▸ **WORK TO COMPLETE**:
Check every line of the data and copy the ones where "pips" appears.

Page and application data records
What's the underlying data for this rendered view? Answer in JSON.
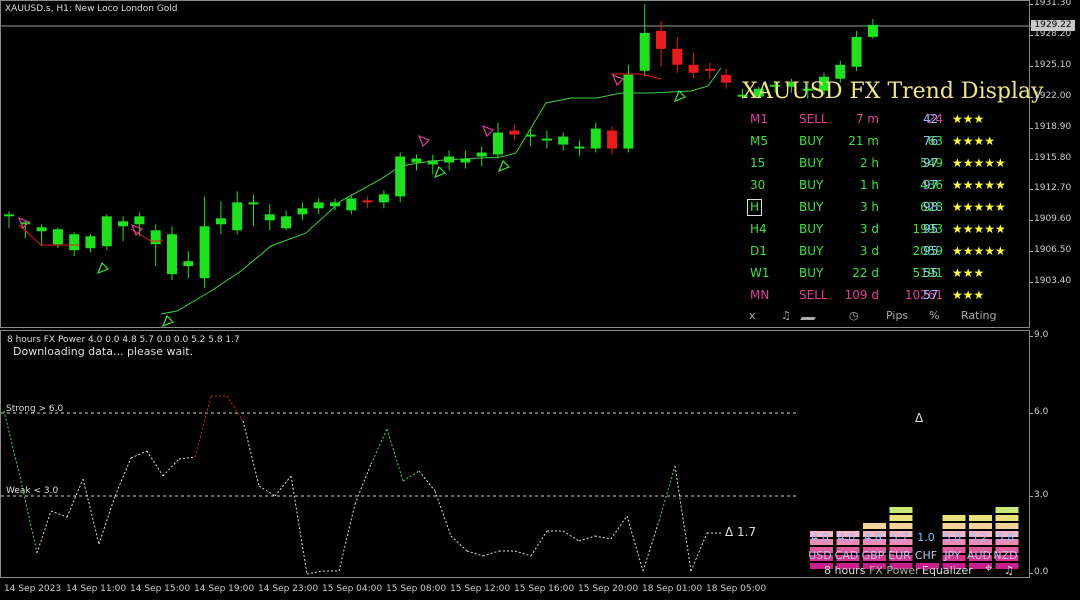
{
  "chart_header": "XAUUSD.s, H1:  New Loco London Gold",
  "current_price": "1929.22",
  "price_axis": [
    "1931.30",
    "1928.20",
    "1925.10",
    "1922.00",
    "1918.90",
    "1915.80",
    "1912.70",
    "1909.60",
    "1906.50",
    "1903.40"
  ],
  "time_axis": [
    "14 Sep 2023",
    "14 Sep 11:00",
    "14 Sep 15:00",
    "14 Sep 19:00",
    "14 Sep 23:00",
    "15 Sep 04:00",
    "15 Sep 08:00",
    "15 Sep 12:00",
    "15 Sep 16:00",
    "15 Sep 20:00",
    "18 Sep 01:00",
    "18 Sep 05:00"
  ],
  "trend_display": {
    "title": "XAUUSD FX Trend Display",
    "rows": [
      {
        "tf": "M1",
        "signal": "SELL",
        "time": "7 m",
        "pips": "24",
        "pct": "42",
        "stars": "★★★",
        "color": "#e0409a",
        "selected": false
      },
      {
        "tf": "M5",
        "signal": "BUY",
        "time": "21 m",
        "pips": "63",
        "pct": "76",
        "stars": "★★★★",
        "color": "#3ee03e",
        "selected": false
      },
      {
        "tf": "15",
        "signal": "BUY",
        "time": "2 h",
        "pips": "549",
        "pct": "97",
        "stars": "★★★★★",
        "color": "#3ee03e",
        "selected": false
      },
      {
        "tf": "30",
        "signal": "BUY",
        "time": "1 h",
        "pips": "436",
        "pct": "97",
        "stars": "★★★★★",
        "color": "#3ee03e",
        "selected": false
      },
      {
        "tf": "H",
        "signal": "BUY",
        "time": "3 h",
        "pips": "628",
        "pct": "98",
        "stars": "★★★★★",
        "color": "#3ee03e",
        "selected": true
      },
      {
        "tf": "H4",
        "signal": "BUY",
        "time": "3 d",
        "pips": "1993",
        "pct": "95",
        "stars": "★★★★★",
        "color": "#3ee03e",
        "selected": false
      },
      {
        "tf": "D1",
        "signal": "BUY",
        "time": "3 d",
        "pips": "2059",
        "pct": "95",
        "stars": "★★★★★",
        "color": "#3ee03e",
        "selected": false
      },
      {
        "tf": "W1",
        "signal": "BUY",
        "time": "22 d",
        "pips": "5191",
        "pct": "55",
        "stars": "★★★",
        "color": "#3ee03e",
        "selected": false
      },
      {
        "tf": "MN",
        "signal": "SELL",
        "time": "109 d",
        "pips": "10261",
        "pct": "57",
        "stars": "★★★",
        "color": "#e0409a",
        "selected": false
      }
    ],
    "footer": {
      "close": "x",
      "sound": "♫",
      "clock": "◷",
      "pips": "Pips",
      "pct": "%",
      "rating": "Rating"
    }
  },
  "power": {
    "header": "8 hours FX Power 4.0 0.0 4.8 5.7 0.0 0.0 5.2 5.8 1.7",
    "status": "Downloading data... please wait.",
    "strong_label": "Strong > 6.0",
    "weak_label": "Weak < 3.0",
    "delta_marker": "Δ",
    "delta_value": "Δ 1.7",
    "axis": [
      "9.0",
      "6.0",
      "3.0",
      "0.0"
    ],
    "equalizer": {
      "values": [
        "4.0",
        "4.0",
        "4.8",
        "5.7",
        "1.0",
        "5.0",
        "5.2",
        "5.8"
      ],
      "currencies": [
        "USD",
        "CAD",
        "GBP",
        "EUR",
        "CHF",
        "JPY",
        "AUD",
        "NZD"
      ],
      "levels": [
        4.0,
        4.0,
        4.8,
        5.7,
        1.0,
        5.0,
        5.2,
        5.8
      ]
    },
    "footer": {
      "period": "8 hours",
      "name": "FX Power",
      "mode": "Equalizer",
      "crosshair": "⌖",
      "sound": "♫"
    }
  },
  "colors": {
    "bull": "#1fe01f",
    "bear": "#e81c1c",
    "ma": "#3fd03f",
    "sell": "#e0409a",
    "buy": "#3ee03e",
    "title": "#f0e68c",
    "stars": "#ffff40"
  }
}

▸ **TASK ANSWER**:
        "pips": "24",
        "pips": "63",
        "pips": "549",
        "pips": "436",
        "pips": "628",
        "pips": "1993",
        "pips": "2059",
        "pips": "5191",
        "pips": "10261",
      "pips": "Pips",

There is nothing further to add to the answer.